Last week, Cruelty Free International welcomed reports that the Chinese Food and Drug Administration has proposed to abolish the requirement for animal testing for cosmetics for domestically manufactured ordinary products (such as shampoo, skincare or perfume) from June 2014. This is a far-reaching development that will undoubtedly spare thousands of animals from cruel tests by enabling companies to market cosmetics in China without testing on animals.
While animal testing for cosmetics is legally allowed in approximately 80% of the world (including the United States), China is the only major market where animal testing is actually required for such products. This requirement has created a dilemma for companies that wanted to enter the Chinese market but were against animal testing or, at least, wanted their consumers to think that they were.
Some cosmetic companies, after years of telling customers that they did not test on animals, quietly allowed animal testing so that they could tap into China's $32 billion beauty market. Others shifted their messaging on the issue to such inane statements as "we only test on animals when we have to." What they really meant is, "we are willing to test on animals when it's financially advantageous to do so." But, I guess, that level of honesty would not get through the public relations department.
In this post, I'm not going to name the companies that made a U-turn on their cruelty free stance when the price became too great. What I am going to do is call positive attention to all the companies that have stood by their cruelty-free commitment by refusing to enter the Chinese market until the animal testing requirement is completely eliminated.
Companies certified under the Leaping Bunny standard have not compromised their ethos. Brands such as Paul Mitchell, The Body Shop, Urban Decay, Bull Dog, Kiss My Face, Mrs. Meyer's Clean Day and Method products have held firm and along with the hundreds of other brands are certified under the leaping bunny program. Currently, companies that sell products in China cannot be Leaping Bunny certified due to the Chinese animal testing requirement. I know many of these companies are eagerly awaiting the policy change that will allow them to access the lucrative Chinese market with their cruelty free values intact.
The change that is now on the horizon follows a consultation by the Chinese authorities on the way forward with submissions from Cruelty Free International, as well as Chinese and international industry, and discussions with Cruelty Free International's Director of Policy in Beijing and Shanghai last month and earlier in the year.

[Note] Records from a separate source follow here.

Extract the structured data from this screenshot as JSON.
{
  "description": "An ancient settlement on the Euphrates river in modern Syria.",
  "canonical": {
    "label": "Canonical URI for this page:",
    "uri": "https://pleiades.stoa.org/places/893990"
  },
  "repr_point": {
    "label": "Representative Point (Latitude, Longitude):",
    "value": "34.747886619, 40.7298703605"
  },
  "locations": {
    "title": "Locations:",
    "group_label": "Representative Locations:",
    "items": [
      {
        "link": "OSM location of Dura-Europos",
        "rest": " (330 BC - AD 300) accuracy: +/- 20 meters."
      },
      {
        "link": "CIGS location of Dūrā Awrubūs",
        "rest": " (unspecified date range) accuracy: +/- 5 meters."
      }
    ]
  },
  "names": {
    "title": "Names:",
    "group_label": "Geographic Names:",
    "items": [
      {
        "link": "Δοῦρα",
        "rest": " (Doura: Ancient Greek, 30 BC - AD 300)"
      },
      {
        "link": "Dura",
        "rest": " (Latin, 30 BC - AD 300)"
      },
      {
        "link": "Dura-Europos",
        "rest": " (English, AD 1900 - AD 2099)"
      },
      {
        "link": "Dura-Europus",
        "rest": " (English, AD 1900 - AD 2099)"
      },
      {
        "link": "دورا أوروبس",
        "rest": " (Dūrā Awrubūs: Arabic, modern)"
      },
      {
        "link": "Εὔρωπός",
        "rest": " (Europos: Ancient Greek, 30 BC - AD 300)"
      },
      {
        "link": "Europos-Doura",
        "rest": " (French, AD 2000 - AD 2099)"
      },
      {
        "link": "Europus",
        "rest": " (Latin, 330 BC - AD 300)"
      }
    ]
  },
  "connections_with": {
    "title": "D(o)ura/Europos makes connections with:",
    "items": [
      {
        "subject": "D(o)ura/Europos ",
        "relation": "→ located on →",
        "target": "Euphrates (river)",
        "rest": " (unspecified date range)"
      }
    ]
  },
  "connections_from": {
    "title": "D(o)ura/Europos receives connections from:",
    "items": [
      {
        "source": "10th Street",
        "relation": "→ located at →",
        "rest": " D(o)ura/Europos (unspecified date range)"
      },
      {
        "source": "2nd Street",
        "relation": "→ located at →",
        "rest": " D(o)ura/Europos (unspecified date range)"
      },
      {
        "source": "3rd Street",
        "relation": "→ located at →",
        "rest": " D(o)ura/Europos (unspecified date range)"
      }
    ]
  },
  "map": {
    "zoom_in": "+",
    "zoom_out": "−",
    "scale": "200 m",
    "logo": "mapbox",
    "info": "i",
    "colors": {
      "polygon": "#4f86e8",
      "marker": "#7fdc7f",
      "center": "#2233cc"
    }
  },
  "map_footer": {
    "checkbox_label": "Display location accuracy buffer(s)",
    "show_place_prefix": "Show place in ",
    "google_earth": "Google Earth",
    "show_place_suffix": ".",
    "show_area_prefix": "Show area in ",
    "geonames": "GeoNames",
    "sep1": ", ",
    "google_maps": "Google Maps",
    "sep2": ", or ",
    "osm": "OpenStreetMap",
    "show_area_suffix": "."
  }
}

It's been a long road but to those who care deeply about the issue it is worth it. We've always been in for the long haul. As the ice begins to thaw in China on the issue of animal testing, let us not forget the companies that have held firm in their cruelty free commitment. Remember, by buying from the hundreds of Leaping Bunny certified brands you are helping to save animals from a life of suffering in a laboratory and you are sending a strong message that consumers don't want cosmetics to be tested on animals - anywhere in the world.